A mother’s depiction of the creative and cognitive process of her child’s imaginative illustration of trains, as he sees them in both US and India.
In his writings about education, Jean-Jacques Rousseau had the following warning  regarding answering children’s questions.
“To nourish his curiosity, never hasten to satisfy it ….. Ask questions that he can handle and leave them to him to resolve. Let him know things, not because you have told him, but rather he has understood it for himself.”
I do not know if my husband and I have often hastened to satisfy our four and half year old son, Agneya’s curiosity and passion for trains. Like all boys his age, he had several toys that were trains – alphabet trains, dinosaur trains, model train layouts and sets. Once in a while, we had to visit the local library on his request to let him play with the layouts they had in the toddler room. Thomas, Percy, Gordon, Emily and their friends  along with Sir Topham Hatt in the Island of Sodor was a favorite. Of course, he was a passenger too – usually accompanying mommy and daddy to New York city. He would collect tickets from us and wait eagerly for the conductor. It was his responsibility to hand them in. A friendly conductor would smile, wish him and even punch nice designs on the ticket for him. He loved the attention. Once during Halloween, an elderly conductor carved a pumpkin on the ticket for him. He saved that as memorabilia.
When it came to him representing trains in his paintings, the stories that accompanied them were far more interesting. In Figure 1, he depicts a pink train going through a dark tunnel. He himself is the driver, sitting in the engine (never knew he could do self-portraits!), mommy a passenger in the second coach, and a “bhoot”* in the last compartment. The platform is outside the tunnel and has ghosts of different colors – red, green, blue, and yellow. Each ghost has only one eye and jagged teeth. Some have hands, others do not.
A trip to a station in Kolkata**, India motivated another picture (Figure 2) – a green local train with strange shaped train car connectors, overhead wires for supply of electricity, engines with wheels and tracks.
A futuristic train (Figure 3) that he designed had stream-lined coaches, a car park which for some unknown reason had to be very dark with its lights out; a ticket office and passengers on the platform.
The Amtrak (Figure 4) an all-time favorite, was drawn much more carefully, with the engine having a stream-lined shape, trees near the track (I assume he feels Amtrak maintains its tracks well!), and over head wires. He discussed with me the possibility of having a cafe car.
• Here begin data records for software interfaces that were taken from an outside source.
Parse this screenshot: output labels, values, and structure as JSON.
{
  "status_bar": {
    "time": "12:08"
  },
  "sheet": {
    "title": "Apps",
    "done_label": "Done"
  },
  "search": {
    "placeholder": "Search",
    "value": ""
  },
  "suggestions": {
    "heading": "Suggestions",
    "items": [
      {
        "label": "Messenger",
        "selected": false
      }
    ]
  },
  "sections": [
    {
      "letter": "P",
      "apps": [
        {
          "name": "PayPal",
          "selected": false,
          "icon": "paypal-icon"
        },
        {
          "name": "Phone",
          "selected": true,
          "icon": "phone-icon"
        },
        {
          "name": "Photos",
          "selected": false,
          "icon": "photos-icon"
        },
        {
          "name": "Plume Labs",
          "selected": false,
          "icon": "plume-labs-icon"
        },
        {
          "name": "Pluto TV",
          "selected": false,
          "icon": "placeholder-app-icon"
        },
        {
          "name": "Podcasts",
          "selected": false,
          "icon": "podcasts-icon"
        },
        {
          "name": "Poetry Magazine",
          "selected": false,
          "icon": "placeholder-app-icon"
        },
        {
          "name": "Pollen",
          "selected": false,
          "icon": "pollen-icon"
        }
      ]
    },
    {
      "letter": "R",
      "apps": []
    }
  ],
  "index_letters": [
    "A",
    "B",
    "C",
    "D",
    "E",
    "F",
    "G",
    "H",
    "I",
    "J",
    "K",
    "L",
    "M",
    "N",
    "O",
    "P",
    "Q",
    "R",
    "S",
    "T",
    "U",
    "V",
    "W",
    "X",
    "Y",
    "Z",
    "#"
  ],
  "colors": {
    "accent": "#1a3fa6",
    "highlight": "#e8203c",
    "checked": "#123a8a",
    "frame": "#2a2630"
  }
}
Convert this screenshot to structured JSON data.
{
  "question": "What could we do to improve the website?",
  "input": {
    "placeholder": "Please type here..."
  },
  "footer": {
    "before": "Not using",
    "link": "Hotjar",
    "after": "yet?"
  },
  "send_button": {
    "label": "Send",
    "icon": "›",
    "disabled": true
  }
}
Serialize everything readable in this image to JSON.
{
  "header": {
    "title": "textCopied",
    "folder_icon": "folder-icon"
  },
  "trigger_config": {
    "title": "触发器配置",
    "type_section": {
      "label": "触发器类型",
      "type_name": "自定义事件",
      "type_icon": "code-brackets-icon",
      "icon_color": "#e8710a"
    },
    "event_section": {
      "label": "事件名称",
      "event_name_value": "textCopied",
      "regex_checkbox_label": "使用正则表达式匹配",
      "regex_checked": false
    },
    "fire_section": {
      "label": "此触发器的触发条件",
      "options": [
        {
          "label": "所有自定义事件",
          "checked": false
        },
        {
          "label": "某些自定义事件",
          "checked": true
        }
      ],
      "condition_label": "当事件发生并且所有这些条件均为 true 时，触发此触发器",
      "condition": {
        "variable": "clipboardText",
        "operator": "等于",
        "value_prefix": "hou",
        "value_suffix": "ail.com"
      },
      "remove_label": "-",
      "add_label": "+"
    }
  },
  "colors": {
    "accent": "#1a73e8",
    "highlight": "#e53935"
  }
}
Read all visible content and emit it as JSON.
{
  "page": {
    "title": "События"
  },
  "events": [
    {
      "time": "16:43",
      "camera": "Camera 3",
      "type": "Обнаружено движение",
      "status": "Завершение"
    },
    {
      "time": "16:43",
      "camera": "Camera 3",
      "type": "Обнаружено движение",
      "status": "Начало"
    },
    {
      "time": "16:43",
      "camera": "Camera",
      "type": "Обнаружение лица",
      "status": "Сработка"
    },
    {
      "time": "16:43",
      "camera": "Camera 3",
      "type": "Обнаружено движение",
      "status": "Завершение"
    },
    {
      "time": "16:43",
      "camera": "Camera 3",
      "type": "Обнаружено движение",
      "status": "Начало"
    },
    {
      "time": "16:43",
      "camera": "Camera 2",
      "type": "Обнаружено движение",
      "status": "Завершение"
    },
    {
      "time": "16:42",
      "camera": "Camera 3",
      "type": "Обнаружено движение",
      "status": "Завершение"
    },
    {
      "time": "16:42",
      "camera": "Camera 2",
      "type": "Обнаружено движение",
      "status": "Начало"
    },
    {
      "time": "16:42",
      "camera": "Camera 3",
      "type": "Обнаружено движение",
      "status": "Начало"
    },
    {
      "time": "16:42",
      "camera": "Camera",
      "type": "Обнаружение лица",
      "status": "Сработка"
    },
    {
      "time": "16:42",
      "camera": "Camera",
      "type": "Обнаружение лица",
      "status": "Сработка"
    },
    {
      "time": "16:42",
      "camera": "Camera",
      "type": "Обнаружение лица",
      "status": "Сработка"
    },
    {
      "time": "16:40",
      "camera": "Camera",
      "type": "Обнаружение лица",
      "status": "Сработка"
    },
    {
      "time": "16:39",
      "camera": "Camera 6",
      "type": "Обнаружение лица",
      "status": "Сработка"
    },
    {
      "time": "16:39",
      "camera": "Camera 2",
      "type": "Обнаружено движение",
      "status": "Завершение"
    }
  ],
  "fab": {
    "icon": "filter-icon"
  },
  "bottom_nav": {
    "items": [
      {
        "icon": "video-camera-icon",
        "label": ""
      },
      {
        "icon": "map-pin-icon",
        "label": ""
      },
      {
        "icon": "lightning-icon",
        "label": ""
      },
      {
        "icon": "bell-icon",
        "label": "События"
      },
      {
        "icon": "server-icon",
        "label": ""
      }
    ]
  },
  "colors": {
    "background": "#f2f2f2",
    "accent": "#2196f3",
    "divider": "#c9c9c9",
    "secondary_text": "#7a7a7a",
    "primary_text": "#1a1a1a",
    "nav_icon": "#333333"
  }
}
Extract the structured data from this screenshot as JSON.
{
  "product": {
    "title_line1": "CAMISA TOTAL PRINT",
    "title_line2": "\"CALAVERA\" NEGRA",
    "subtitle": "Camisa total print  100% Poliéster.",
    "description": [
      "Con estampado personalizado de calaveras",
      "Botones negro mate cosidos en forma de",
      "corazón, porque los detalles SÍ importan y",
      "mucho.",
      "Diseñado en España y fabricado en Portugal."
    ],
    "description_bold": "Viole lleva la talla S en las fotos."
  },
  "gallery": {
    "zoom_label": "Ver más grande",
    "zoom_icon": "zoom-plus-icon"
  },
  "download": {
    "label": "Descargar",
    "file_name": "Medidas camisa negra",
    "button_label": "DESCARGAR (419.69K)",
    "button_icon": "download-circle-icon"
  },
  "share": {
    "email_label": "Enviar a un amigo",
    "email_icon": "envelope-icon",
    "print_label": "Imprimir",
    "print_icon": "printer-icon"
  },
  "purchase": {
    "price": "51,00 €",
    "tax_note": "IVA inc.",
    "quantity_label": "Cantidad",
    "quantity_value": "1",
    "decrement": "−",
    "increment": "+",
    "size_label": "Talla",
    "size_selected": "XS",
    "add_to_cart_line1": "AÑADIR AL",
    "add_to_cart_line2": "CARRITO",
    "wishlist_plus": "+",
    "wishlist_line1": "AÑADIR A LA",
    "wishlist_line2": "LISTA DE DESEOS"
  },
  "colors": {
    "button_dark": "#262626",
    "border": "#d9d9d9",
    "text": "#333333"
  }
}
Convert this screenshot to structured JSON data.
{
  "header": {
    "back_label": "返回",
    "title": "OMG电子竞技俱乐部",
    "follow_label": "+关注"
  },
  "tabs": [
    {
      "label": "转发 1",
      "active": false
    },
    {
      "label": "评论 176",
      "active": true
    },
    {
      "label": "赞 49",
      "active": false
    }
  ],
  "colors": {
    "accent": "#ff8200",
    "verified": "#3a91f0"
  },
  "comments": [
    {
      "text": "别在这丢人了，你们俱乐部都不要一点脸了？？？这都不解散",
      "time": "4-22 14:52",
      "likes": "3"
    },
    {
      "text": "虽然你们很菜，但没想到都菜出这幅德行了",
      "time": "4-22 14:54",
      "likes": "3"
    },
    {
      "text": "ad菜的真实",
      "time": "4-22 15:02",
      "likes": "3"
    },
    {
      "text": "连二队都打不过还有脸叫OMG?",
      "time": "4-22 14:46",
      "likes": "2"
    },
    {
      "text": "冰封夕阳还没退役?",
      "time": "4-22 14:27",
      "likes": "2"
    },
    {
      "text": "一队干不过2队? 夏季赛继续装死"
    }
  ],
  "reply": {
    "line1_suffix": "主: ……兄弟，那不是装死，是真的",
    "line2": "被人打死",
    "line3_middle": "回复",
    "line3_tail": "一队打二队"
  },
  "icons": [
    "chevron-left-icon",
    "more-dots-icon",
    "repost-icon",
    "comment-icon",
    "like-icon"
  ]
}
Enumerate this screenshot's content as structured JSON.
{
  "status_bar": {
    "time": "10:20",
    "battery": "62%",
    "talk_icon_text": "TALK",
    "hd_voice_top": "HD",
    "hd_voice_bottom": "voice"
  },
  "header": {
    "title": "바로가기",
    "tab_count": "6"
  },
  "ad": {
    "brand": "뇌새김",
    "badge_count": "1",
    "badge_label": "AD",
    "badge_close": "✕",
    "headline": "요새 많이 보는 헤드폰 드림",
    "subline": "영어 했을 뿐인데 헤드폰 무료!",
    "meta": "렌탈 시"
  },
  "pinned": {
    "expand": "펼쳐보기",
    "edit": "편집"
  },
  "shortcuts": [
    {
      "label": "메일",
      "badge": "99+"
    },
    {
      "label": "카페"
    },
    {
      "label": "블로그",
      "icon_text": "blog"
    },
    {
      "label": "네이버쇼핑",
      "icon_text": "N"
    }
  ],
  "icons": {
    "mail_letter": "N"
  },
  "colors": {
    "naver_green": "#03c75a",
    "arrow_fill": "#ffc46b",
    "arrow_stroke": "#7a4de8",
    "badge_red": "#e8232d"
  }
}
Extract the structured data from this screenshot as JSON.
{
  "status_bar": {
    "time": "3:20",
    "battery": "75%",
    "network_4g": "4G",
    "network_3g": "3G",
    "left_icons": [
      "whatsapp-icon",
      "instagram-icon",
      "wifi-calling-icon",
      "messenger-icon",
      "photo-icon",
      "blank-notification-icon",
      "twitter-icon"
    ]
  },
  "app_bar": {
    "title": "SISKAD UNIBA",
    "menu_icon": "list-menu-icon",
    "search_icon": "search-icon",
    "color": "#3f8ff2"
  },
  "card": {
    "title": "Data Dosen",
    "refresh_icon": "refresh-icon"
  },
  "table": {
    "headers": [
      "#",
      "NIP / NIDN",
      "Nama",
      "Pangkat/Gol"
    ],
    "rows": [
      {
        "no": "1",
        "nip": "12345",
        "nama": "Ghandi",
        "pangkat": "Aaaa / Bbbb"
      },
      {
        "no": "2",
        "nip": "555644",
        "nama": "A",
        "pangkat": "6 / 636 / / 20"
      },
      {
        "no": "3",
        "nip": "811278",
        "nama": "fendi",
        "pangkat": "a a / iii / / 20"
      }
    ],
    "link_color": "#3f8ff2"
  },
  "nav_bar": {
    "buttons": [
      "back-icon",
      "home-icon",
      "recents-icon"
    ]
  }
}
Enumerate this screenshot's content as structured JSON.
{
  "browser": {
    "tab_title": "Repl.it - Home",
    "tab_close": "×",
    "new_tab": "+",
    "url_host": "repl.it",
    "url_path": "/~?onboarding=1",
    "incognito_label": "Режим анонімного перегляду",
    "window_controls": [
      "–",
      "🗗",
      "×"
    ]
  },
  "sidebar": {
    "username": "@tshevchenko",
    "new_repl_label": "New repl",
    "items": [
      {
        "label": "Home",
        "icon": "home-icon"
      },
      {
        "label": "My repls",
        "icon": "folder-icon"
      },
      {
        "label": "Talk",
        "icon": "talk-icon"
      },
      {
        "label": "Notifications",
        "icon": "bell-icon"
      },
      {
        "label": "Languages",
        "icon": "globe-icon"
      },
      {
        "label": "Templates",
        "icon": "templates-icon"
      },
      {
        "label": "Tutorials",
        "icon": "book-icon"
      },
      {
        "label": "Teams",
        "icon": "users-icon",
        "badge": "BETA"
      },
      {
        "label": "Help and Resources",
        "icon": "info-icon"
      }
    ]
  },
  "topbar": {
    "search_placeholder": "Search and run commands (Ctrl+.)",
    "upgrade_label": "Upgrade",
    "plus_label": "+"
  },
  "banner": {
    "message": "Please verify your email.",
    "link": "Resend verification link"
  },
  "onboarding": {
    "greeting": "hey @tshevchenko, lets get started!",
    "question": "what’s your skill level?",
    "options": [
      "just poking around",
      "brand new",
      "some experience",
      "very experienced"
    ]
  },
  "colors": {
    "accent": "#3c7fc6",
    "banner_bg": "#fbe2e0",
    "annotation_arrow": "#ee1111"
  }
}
Strangely though, it had to be red in color while most Amtrak trains in real life are a combination of blue and gray.
Chugga Chugga Choo Choo …. off we go. So much for his interpretation of trains and living up to the spirit of Rousseau.
*Bengali term for a ghost.
**Ballygunge station on the Sealdah line.
 P. L. Harris. “Trusting What You’re Told: How Children Learn from Others”, Harvard University Press, page 2.
 https://en.wikipedia.org/wiki/Thomas %26 Friends
About the author:
Haimonti Dutta is an assistant professor at the State University of Buffalo, New York. She lives with her husband, Manoj K Pooleery and 4.5 year old son, Agneya Dutta Pooleery at Ewing, NJ. Agneya currently goes to a day care facility – the Jewish Community Center (JCC). He will be in the Four’s Class in Fall and was taught in the 2014-2015 school year by his wonderful teacher, Ms. Arielle Douglas. A very passionate and dedicated teacher, Ms Arielle helps incorporate art, music, exercises and gym, and playtime into the regular curriculum making it a thoroughly enjoyable experience for Agneya and his friends.
The opinions shared by the writer is her personal opinion and does not reflect the opinion of Learning and Creativity Magazine. The writer is solely responsible for any claims arising out of the contents of this article.
We are editorially independent, not funded, supported or influenced by investors or agencies. We try to keep our content easily readable in an undisturbed interface, not swamped by advertisements and pop-ups. Our mission is to provide a platform you can call your own creative outlet and everyone from renowned authors and critics to budding bloggers, artists, teen writers and kids love to build their own space here and share with the world.
When readers like you contribute, big or small, it goes directly into funding our initiative. Your support helps us to keep striving towards making our content better. And yes, we need to build on this year after year. Support LnC-Silhouette with a little amount - and it only takes a minute. Thank you
Got a poem, story, musing or painting you would like to share with the world? Send your creative writings and expressions to firstname.lastname@example.org
Learning and Creativity publishes articles, stories, poems, reviews, and other literary works, artworks, photographs and other publishable material contributed by writers, artists and photographers as a friendly gesture. The opinions shared by the writers, artists and photographers are their personal opinion and does not reflect the opinion of Learning and Creativity- emagazine. Images used in the posts (not including those from Learning and Creativity's own photo archives) have been procured from the contributors themselves, public forums, social networking sites, publicity releases, free photo sites such as Pixabay, Pexels, Morguefile, etc and Wikimedia Creative Commons. Please inform us if any of the images used here are copyrighted, we will pull those images down.